Well, Knox was apparently moving (will she still be “Knox” if not in Knoxville?), Freem had a baby (and a tea party) and Darcy chose this inopportune moment to selfishly go on a cruise. To, like, New Zealand or something. She’ll probably come back with a kiwi for a boyfriend and an Austrian accident.

Without Ruth Anne dropping the occasional pun grenade, it’d be a tomb in here. (And I should note that Knox has stopped by and Freem is still tweeting a bit at odd hours.) Troop just finished (what he hopes is his last) tax season. And otherwise I’ve probably just not been very interesting.

But I got to thinking about the Loudon Wainwright, easily one of my favorite singer-songwriters, who wrote this song back when he was on M*A*S*H for the absent nurses:

And I wonder if they miss us,
Now wouldn’t that be funny?
Now that we’re without them
We can hardly stand ourselves.

But my fondness for the ol’ Loudo has always struck me as odd, in that the guy’s life has been almost at the opposite end of the circle from me. He’s always been a ladies man, incredibly devoted to his mother but unable to keep a relationship together, whose kids have, shall we say, mixed feelings about him.

The trajectory of his life (as the listener can ascertain it, which is–one hopes–dramatized) has followed a sort of predictably sad path from cocky, angry, snarky young man to doubting middle-aged divorcee, to old man contemplating his fate.

And perhaps the appeal is in that trajectory. Despite writing very specific songs that no one else can sing (and reducing his commercial viability as a songwriter thereby), they do speak to certain universal truths.

And I see now that Althouse is talking about sad songs, which fits in with this message, sitting on my laptop for the past 6 hours. Loudon has written some of the most profoundly touching music about his parents since their deaths, and I was thinking about this song, “Missing You”, which I believe is actually about his mother:

He don’t stay out any more
No more staying out past four
Most nights he turns in ‘round ten
He’s way too tired to pretend

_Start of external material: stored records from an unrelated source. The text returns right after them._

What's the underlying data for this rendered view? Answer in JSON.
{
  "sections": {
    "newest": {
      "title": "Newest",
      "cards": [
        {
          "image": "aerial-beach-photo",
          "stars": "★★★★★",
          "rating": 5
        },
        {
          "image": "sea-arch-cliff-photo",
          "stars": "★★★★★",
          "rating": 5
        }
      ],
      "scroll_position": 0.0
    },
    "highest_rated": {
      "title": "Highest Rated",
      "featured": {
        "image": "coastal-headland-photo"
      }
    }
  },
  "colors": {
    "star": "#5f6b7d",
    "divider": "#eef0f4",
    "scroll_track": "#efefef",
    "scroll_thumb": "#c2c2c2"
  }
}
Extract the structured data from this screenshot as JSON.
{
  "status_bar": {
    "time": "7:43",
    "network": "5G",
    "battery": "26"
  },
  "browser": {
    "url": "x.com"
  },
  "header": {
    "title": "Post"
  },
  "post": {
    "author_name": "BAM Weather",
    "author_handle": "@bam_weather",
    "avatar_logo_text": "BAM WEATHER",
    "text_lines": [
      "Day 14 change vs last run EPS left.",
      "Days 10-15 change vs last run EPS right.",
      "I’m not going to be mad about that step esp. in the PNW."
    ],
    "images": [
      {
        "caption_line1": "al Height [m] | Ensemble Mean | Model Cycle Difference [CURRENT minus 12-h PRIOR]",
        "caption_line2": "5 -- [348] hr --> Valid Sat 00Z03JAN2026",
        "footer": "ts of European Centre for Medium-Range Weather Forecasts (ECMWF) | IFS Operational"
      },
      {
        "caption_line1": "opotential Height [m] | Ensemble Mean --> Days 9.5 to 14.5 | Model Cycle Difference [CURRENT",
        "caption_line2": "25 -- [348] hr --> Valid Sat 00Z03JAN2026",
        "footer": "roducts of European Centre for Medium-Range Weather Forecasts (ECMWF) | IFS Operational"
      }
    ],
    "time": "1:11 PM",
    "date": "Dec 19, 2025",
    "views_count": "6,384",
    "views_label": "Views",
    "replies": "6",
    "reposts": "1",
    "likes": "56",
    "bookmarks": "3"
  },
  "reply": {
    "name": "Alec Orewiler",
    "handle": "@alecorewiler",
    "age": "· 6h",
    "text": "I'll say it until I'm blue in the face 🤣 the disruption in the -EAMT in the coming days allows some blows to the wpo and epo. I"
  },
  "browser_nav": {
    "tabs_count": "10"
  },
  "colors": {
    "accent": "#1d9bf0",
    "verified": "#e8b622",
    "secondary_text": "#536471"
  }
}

Sure you might find him up at three
But if he is, it’s just to pee
Some nights he’s awake till two
That’s just because he’s missing you
Just lying there and missing you

He don’t sleep late any more
Up like a farmer half-past four
When that sleepy sun comes up
He’s halfway through his second cup

And his day’s work is done ’round two
That’s when he starts in missing you
Quarter-to-three it’s time to nap
He always says “No nap, I’m crap.”
His motto is: No nap, I’m crap.

Guess he’s just set in his ways
He does the same damn things most days
Seven twenty-fours a week
With lots of down-time so to speak

He hardly glances at a clock
Since his routine is carved in rock
Man’s a machine what can he do?
Just keep on going missing you
Keep right on going missing you

His teeth fall out, so does his hair
But in his dreams you’re always there
A jewel in his unconscious mind
A miracle, a precious find

But in the end he’s all alone
He wakes up and his jewel is gone
There’s a heaven and he knows it’s true
He’s stuck on earth just missing you
And it’s hell on just missing you
Back where he started missing you

And here’s a wan waif singing it a capella.

Phrases That Should Never Begin Movie Synopses, Part III

A man (Ray Liotta) injects memory-ladened brain fluid…

Unforgettable

I guess I’m nit-picking here, but when space is at a premium–as it always is with these descriptive capsules–why would you go to “ladened”? It doesn’t even sound like English! Well, maybe Olde English, as a rhyme for “maidenhead”.